TASK REQUIREMENTS
Reproduce each line of the material that follows, word for word.

TASK MATERIAL
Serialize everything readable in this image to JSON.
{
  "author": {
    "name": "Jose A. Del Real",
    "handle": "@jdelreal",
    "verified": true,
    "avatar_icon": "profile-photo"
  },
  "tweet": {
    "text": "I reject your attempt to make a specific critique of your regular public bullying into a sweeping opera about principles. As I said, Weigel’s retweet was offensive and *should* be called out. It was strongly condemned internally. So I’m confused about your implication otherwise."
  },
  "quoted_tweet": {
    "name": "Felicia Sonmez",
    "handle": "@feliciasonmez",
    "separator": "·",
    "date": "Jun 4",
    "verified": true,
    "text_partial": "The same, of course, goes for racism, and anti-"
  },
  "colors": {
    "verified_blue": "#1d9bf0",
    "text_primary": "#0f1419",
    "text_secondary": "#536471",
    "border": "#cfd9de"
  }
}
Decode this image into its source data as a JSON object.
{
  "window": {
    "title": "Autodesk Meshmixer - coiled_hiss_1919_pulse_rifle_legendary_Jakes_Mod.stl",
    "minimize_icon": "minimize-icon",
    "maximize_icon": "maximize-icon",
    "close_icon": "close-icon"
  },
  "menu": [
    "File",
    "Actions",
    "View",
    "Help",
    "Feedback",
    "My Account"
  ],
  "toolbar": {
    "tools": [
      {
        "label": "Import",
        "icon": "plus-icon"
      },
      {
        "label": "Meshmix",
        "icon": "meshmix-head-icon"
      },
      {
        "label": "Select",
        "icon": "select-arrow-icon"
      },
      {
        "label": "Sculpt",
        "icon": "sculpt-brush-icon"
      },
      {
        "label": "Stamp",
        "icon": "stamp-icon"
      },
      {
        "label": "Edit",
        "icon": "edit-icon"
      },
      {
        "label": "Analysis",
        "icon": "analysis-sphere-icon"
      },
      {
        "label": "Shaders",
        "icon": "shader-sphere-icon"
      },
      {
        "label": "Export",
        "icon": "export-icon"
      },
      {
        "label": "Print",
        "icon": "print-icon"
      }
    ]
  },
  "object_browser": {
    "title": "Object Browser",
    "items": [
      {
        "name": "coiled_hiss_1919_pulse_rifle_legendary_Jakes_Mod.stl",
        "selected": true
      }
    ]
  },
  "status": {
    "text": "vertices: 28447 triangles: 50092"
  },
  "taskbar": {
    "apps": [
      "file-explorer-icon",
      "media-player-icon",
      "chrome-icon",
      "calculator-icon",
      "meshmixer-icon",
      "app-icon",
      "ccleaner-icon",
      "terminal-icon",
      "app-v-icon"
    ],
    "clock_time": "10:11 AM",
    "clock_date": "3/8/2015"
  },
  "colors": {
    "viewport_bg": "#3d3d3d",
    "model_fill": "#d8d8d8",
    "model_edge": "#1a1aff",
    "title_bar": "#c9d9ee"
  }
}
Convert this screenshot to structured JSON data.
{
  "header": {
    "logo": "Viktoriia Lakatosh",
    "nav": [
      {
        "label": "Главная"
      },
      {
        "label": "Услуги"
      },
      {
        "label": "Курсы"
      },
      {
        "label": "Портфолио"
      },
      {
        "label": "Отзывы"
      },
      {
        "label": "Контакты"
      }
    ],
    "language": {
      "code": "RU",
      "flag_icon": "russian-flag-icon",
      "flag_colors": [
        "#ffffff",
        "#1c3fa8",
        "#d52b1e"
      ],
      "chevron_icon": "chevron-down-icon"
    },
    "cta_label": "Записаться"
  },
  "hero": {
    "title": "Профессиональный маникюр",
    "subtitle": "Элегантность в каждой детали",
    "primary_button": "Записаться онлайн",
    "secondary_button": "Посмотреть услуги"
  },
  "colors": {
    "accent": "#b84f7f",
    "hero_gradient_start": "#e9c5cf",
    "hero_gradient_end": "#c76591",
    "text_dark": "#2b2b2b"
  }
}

RESULT FOR THIS TASK
Serialize everything readable in this image to JSON.
{
  "author": {
    "name": "Jose A. Del Real",
    "handle": "@jdelreal",
    "verified": true,
    "avatar_icon": "profile-photo"
  },
  "tweet": {
    "text": "I reject your attempt to make a specific critique of your regular public bullying into a sweeping opera about principles. As I said, Weigel’s retweet was offensive and *should* be called out. It was strongly condemned internally. So I’m confused about your implication otherwise."
  },
  "quoted_tweet": {
    "name": "Felicia Sonmez",
    "handle": "@feliciasonmez",
    "separator": "·",
    "date": "Jun 4",
    "verified": true,
    "text_partial": "The same, of course, goes for racism, and anti-"
  },
  "colors": {
    "verified_blue": "#1d9bf0",
    "text_primary": "#0f1419",
    "text_secondary": "#536471",
    "border": "#cfd9de"
  }
}
Decode this image into its source data as a JSON object.
{
  "window": {
    "title": "Autodesk Meshmixer - coiled_hiss_1919_pulse_rifle_legendary_Jakes_Mod.stl",
    "minimize_icon": "minimize-icon",
    "maximize_icon": "maximize-icon",
    "close_icon": "close-icon"
  },
  "menu": [
    "File",
    "Actions",
    "View",
    "Help",
    "Feedback",
    "My Account"
  ],
  "toolbar": {
    "tools": [
      {
        "label": "Import",
        "icon": "plus-icon"
      },
      {
        "label": "Meshmix",
        "icon": "meshmix-head-icon"
      },
      {
        "label": "Select",
        "icon": "select-arrow-icon"
      },
      {
        "label": "Sculpt",
        "icon": "sculpt-brush-icon"
      },
      {
        "label": "Stamp",
        "icon": "stamp-icon"
      },
      {
        "label": "Edit",
        "icon": "edit-icon"
      },
      {
        "label": "Analysis",
        "icon": "analysis-sphere-icon"
      },
      {
        "label": "Shaders",
        "icon": "shader-sphere-icon"
      },
      {
        "label": "Export",
        "icon": "export-icon"
      },
      {
        "label": "Print",
        "icon": "print-icon"
      }
    ]
  },
  "object_browser": {
    "title": "Object Browser",
    "items": [
      {
        "name": "coiled_hiss_1919_pulse_rifle_legendary_Jakes_Mod.stl",
        "selected": true
      }
    ]
  },
  "status": {
    "text": "vertices: 28447 triangles: 50092"
  },
  "taskbar": {
    "apps": [
      "file-explorer-icon",
      "media-player-icon",
      "chrome-icon",
      "calculator-icon",
      "meshmixer-icon",
      "app-icon",
      "ccleaner-icon",
      "terminal-icon",
      "app-v-icon"
    ],
    "clock_time": "10:11 AM",
    "clock_date": "3/8/2015"
  },
  "colors": {
    "viewport_bg": "#3d3d3d",
    "model_fill": "#d8d8d8",
    "model_edge": "#1a1aff",
    "title_bar": "#c9d9ee"
  }
}
Convert this screenshot to structured JSON data.
{
  "header": {
    "logo": "Viktoriia Lakatosh",
    "nav": [
      {
        "label": "Главная"
      },
      {
        "label": "Услуги"
      },
      {
        "label": "Курсы"
      },
      {
        "label": "Портфолио"
      },
      {
        "label": "Отзывы"
      },
      {
        "label": "Контакты"
      }
    ],
    "language": {
      "code": "RU",
      "flag_icon": "russian-flag-icon",
      "flag_colors": [
        "#ffffff",
        "#1c3fa8",
        "#d52b1e"
      ],
      "chevron_icon": "chevron-down-icon"
    },
    "cta_label": "Записаться"
  },
  "hero": {
    "title": "Профессиональный маникюр",
    "subtitle": "Элегантность в каждой детали",
    "primary_button": "Записаться онлайн",
    "secondary_button": "Посмотреть услуги"
  },
  "colors": {
    "accent": "#b84f7f",
    "hero_gradient_start": "#e9c5cf",
    "hero_gradient_end": "#c76591",
    "text_dark": "#2b2b2b"
  }
}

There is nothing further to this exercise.